[TASK DETAILS]
Below are the records. Gather each line that holds "this".

[RECORDS PROVIDED]
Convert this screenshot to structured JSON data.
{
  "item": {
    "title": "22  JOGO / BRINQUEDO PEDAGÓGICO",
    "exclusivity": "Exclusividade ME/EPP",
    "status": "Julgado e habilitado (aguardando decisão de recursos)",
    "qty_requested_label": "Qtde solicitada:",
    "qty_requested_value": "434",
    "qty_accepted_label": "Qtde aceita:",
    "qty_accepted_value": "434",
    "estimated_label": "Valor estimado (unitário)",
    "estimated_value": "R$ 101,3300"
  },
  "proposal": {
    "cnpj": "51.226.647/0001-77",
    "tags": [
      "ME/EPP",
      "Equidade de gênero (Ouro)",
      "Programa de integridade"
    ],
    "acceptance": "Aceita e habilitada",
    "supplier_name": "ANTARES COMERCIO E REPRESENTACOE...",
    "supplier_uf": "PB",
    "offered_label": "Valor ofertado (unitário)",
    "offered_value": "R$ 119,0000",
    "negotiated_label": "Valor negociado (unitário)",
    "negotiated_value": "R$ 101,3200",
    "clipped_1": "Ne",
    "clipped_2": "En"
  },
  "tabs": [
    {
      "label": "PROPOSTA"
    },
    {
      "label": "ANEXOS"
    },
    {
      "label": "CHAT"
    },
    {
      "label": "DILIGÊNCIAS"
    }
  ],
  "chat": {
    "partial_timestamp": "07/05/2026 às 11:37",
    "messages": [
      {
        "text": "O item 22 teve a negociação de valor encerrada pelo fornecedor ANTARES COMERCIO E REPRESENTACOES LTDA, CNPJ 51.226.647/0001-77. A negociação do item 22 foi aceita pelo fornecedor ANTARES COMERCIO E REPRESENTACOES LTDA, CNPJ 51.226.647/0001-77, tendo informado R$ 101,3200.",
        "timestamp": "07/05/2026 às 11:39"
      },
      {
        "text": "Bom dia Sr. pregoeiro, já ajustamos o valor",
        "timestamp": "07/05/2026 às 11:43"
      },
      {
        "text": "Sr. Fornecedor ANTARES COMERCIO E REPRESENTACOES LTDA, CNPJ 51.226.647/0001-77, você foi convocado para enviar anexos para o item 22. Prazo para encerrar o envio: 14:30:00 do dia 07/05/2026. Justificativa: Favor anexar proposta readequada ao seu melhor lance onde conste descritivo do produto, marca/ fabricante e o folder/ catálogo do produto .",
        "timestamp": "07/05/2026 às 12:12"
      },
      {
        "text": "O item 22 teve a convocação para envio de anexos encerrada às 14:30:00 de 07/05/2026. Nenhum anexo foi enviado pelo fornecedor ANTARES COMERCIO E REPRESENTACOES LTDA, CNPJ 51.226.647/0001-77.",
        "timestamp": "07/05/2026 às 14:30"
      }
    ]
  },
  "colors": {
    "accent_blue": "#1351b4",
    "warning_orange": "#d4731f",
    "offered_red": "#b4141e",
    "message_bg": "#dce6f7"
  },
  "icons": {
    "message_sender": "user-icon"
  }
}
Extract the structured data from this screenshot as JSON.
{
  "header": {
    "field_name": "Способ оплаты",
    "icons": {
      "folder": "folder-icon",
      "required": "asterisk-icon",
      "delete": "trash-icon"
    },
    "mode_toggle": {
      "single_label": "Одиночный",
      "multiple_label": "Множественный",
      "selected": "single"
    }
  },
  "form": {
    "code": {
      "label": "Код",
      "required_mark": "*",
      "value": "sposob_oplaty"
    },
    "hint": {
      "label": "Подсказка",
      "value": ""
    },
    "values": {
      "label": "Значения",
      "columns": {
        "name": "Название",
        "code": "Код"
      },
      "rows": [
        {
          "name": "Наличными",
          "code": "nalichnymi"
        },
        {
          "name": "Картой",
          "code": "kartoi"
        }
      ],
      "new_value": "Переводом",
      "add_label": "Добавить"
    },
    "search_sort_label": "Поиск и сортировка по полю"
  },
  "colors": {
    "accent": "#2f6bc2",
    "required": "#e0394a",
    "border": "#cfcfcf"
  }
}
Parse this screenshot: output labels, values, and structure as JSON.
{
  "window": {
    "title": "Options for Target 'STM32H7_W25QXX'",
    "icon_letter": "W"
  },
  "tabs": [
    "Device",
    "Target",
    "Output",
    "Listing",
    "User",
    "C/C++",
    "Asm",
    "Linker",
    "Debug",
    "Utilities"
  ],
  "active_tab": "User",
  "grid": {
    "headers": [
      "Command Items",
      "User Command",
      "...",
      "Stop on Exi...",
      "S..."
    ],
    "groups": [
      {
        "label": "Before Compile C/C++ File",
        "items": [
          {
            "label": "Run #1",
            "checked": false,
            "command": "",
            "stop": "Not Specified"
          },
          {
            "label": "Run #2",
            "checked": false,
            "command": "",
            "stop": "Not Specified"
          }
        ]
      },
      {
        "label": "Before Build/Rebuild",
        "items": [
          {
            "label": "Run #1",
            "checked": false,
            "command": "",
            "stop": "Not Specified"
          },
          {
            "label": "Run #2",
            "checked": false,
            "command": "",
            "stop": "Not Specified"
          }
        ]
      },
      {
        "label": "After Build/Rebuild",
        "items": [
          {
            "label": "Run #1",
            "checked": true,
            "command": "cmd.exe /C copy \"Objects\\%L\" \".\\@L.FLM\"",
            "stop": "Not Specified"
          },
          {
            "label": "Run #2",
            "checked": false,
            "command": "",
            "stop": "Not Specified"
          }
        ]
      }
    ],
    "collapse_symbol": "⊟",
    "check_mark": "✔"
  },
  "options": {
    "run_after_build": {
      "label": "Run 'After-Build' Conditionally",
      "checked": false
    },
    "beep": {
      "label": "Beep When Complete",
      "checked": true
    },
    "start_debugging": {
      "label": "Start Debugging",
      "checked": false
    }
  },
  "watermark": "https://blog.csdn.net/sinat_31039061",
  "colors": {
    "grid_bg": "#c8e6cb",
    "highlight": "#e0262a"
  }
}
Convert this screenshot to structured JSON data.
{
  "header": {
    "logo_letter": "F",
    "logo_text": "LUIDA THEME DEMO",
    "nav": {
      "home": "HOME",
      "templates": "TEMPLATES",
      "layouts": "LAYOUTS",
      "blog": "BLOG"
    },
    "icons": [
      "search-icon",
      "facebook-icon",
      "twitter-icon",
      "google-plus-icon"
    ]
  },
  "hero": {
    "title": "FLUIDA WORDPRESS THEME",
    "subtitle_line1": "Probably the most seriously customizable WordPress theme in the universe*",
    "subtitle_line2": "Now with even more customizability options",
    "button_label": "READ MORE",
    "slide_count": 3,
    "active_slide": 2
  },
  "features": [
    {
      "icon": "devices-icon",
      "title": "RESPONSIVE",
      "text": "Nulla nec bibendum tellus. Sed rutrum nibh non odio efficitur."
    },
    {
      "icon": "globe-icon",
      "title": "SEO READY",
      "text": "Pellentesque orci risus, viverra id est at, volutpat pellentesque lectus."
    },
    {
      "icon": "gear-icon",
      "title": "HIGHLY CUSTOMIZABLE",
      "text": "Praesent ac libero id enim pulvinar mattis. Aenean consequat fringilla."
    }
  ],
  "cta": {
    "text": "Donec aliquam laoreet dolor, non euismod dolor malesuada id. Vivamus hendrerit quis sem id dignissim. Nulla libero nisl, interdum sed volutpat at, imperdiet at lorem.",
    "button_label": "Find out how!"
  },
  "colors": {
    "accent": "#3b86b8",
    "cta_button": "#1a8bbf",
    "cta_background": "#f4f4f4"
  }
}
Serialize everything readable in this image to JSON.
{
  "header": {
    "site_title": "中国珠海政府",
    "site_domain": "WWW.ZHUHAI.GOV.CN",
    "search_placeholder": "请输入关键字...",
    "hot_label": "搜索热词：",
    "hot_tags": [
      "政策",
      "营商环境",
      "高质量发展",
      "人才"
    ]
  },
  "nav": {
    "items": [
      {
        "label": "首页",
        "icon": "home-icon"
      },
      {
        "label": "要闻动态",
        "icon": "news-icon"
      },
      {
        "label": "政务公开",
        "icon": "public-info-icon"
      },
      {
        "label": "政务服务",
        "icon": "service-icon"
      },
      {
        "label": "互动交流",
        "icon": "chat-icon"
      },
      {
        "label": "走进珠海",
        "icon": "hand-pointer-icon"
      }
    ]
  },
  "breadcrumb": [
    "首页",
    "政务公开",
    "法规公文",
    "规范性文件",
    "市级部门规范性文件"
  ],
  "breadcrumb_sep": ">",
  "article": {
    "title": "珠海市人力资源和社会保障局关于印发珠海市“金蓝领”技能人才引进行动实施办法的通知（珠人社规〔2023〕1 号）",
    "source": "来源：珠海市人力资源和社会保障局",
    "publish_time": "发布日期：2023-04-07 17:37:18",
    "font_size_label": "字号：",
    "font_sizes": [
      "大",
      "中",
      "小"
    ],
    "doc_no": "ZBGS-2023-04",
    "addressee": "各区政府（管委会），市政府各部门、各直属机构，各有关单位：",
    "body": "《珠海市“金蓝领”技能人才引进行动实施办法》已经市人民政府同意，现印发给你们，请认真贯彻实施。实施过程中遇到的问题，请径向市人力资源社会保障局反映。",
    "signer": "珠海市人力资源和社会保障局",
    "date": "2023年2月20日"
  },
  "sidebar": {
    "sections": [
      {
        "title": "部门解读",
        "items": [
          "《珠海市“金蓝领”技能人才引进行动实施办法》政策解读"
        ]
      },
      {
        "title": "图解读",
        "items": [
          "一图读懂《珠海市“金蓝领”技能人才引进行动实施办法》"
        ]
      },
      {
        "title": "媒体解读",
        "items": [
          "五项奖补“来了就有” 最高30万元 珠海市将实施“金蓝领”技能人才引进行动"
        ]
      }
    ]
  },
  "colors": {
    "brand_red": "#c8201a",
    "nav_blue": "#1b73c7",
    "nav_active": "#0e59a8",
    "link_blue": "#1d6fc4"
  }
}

[TASK SOLUTION]
Convert this screenshot to structured JSON data.
Extract the structured data from this screenshot as JSON.
Parse this screenshot: output labels, values, and structure as JSON.
Convert this screenshot to structured JSON data.
Serialize everything readable in this image to JSON.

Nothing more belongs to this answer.